#### WHAT YOU SHOULD DO:
Could you write out all of the data again, word for word?

#### INPUT DATA:

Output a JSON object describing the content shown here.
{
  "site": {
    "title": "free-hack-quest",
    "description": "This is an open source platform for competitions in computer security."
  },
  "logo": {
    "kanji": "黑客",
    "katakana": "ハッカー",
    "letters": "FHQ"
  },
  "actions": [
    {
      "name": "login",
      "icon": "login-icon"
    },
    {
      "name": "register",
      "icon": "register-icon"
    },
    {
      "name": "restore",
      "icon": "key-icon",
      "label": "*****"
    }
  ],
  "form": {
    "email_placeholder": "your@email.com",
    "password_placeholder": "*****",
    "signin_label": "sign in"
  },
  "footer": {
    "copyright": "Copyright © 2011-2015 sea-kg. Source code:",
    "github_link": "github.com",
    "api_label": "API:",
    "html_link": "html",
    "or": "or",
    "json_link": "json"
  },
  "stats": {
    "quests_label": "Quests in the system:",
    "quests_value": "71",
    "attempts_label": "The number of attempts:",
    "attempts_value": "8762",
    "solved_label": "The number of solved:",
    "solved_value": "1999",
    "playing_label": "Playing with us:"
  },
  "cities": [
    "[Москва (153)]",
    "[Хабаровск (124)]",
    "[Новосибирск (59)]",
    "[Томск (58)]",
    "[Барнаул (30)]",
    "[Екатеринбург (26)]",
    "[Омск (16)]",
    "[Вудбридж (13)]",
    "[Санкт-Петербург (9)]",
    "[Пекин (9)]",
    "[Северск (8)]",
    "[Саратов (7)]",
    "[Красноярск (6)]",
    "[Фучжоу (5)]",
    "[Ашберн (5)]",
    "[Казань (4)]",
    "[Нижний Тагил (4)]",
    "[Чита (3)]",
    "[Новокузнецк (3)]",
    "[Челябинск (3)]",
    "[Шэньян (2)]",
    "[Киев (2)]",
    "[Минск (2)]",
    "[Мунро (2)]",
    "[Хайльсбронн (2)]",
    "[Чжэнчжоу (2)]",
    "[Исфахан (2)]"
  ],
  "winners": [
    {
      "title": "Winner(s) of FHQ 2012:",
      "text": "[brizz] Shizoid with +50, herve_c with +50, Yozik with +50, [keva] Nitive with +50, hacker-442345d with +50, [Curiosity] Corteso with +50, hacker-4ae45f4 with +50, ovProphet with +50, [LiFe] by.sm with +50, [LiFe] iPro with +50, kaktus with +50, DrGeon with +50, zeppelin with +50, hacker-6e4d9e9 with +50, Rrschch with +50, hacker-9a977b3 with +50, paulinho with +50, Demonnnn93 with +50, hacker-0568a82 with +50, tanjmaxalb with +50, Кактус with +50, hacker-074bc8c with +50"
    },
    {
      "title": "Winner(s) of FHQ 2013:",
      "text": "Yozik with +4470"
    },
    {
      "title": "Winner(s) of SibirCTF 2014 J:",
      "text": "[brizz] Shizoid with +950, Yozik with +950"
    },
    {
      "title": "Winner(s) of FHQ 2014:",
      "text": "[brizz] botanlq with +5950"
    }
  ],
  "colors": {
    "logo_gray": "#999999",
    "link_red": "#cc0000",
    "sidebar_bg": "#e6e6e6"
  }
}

#### RESPONSE AREA:
Output a JSON object describing the content shown here.
{
  "site": {
    "title": "free-hack-quest",
    "description": "This is an open source platform for competitions in computer security."
  },
  "logo": {
    "kanji": "黑客",
    "katakana": "ハッカー",
    "letters": "FHQ"
  },
  "actions": [
    {
      "name": "login",
      "icon": "login-icon"
    },
    {
      "name": "register",
      "icon": "register-icon"
    },
    {
      "name": "restore",
      "icon": "key-icon",
      "label": "*****"
    }
  ],
  "form": {
    "email_placeholder": "your@email.com",
    "password_placeholder": "*****",
    "signin_label": "sign in"
  },
  "footer": {
    "copyright": "Copyright © 2011-2015 sea-kg. Source code:",
    "github_link": "github.com",
    "api_label": "API:",
    "html_link": "html",
    "or": "or",
    "json_link": "json"
  },
  "stats": {
    "quests_label": "Quests in the system:",
    "quests_value": "71",
    "attempts_label": "The number of attempts:",
    "attempts_value": "8762",
    "solved_label": "The number of solved:",
    "solved_value": "1999",
    "playing_label": "Playing with us:"
  },
  "cities": [
    "[Москва (153)]",
    "[Хабаровск (124)]",
    "[Новосибирск (59)]",
    "[Томск (58)]",
    "[Барнаул (30)]",
    "[Екатеринбург (26)]",
    "[Омск (16)]",
    "[Вудбридж (13)]",
    "[Санкт-Петербург (9)]",
    "[Пекин (9)]",
    "[Северск (8)]",
    "[Саратов (7)]",
    "[Красноярск (6)]",
    "[Фучжоу (5)]",
    "[Ашберн (5)]",
    "[Казань (4)]",
    "[Нижний Тагил (4)]",
    "[Чита (3)]",
    "[Новокузнецк (3)]",
    "[Челябинск (3)]",
    "[Шэньян (2)]",
    "[Киев (2)]",
    "[Минск (2)]",
    "[Мунро (2)]",
    "[Хайльсбронн (2)]",
    "[Чжэнчжоу (2)]",
    "[Исфахан (2)]"
  ],
  "winners": [
    {
      "title": "Winner(s) of FHQ 2012:",
      "text": "[brizz] Shizoid with +50, herve_c with +50, Yozik with +50, [keva] Nitive with +50, hacker-442345d with +50, [Curiosity] Corteso with +50, hacker-4ae45f4 with +50, ovProphet with +50, [LiFe] by.sm with +50, [LiFe] iPro with +50, kaktus with +50, DrGeon with +50, zeppelin with +50, hacker-6e4d9e9 with +50, Rrschch with +50, hacker-9a977b3 with +50, paulinho with +50, Demonnnn93 with +50, hacker-0568a82 with +50, tanjmaxalb with +50, Кактус with +50, hacker-074bc8c with +50"
    },
    {
      "title": "Winner(s) of FHQ 2013:",
      "text": "Yozik with +4470"
    },
    {
      "title": "Winner(s) of SibirCTF 2014 J:",
      "text": "[brizz] Shizoid with +950, Yozik with +950"
    },
    {
      "title": "Winner(s) of FHQ 2014:",
      "text": "[brizz] botanlq with +5950"
    }
  ],
  "colors": {
    "logo_gray": "#999999",
    "link_red": "#cc0000",
    "sidebar_bg": "#e6e6e6"
  }
}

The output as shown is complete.